A recent report found that more than half of the debt, more than 58%, on credit reports is actually medical debt. Although the debt may not appear that way on first glance, it is medical debt being reported by debt collection companies. Obviously, medical debt being reported in collections on your credit report will destroy your chance to qualify for credit, buy a home, buy a car, or rent a house, and even find a job. The study reinforces what we already know, medical debt is the single biggest driver of bankruptcy filings. To make matters worse, black and brown Americans suffer the most from this. The study has the National Consumer Protection Bureau contemplating rule changes that prevent debt collectors from reporting medical debt on credit reports.
When you really think about it, medical debt is not like other forms of debt because it is mainly involuntary. Nobody wants to go to the ER from getting into a car accident or getting sick or injuring themselves. To make things even more unfair, the refusal of Southern states to provide similar Medicaid benefits as found in most other states in the union puts otherwise similar people at a severe disadvantage credit wise just from living in the South.

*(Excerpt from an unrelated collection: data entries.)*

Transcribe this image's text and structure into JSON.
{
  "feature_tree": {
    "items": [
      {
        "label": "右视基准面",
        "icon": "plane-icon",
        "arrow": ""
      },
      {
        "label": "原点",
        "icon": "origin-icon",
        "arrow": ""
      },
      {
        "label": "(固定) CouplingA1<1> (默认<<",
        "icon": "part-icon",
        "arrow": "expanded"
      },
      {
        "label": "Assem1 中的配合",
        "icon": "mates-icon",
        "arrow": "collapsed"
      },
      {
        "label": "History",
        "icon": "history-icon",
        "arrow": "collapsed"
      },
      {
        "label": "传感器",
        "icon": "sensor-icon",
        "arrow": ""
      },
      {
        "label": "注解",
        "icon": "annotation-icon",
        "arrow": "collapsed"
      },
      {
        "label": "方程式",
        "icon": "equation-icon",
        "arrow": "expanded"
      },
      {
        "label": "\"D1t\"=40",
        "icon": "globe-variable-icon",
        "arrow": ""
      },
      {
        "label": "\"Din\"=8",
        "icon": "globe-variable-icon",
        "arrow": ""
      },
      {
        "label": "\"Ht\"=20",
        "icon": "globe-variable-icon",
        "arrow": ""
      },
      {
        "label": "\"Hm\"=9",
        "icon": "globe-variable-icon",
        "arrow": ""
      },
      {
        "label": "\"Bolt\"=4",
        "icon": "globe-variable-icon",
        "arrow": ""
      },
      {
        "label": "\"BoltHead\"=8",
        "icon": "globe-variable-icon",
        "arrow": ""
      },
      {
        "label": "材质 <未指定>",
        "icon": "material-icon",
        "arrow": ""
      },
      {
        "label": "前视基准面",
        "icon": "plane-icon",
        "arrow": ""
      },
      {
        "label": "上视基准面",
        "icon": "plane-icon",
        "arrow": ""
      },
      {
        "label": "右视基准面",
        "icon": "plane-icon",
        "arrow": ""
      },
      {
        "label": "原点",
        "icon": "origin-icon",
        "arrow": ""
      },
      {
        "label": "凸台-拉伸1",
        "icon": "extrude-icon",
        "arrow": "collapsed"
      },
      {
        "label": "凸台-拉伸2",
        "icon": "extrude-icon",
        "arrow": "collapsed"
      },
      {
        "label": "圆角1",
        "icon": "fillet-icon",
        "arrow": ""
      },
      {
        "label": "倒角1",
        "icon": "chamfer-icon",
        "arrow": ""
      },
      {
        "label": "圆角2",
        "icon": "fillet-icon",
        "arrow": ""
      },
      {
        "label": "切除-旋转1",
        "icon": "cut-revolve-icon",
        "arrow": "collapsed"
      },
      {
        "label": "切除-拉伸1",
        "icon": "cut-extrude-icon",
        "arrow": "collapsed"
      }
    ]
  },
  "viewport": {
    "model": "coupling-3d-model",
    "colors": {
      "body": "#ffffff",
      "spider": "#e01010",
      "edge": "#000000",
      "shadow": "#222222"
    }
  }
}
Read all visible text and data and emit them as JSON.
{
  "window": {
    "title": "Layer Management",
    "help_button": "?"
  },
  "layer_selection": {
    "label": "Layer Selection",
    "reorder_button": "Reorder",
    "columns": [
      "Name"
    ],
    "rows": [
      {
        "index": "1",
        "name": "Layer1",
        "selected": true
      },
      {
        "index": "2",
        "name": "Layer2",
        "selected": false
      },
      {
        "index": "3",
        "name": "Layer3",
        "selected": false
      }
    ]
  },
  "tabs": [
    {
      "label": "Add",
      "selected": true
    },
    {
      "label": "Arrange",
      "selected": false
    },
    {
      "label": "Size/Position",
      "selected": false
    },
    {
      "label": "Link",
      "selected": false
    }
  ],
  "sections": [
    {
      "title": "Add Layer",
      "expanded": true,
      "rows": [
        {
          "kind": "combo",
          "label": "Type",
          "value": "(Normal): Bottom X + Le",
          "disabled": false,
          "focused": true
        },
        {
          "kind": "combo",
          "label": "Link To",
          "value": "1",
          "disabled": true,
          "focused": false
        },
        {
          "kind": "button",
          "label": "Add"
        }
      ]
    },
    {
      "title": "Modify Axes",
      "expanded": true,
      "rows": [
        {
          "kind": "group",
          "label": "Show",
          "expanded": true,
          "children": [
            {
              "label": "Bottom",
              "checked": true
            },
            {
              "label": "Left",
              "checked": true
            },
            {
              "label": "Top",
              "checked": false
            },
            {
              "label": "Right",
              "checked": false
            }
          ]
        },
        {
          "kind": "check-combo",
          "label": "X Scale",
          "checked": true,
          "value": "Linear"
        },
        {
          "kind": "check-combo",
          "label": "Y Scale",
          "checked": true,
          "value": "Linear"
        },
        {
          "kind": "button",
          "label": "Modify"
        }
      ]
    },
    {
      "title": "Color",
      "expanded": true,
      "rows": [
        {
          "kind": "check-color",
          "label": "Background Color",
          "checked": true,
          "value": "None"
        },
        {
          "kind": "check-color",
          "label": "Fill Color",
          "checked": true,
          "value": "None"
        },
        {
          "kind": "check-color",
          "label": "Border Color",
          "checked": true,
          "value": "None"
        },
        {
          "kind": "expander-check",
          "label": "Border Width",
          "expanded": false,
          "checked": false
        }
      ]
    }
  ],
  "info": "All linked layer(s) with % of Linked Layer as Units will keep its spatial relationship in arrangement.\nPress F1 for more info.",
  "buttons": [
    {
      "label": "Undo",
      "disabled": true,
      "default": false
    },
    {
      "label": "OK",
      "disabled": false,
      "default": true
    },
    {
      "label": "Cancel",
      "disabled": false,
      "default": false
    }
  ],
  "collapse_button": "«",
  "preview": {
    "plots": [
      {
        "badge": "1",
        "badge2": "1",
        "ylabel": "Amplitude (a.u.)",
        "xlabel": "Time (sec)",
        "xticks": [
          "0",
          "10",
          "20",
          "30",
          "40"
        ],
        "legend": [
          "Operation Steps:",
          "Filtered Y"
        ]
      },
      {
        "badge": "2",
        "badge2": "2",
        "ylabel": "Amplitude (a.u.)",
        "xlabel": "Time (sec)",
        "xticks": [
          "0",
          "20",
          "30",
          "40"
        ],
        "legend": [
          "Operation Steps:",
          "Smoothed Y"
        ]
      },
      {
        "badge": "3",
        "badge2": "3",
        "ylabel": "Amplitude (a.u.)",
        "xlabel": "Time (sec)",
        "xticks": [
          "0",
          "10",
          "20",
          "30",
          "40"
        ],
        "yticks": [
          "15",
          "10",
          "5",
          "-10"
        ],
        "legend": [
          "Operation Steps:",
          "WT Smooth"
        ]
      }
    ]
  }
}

Probably the biggest problem with reporting medical debt on credit reports is the amount of inaccuracies that come with medical debt. Often times, medical debt is the result of the insurance company not paying bills they are legally obligated to pay, medical providers not properly calculating amounts due after receiving payments from insurance providers, and a number of other issues that have nothing to do with the consumer or whether or not payments towards the medical debt was paid. Losing the chance to buy a house and build family wealth just because a health insurance company didn't pay a claim they were legally obligated to pay or because a medical provider didn't write off the unpaid balance as they may be required to do by law is a very tough result for any consumer to have to live with. Solutions are needed and holding health insurance and medical providers accountable for their mistakes is a great place to start.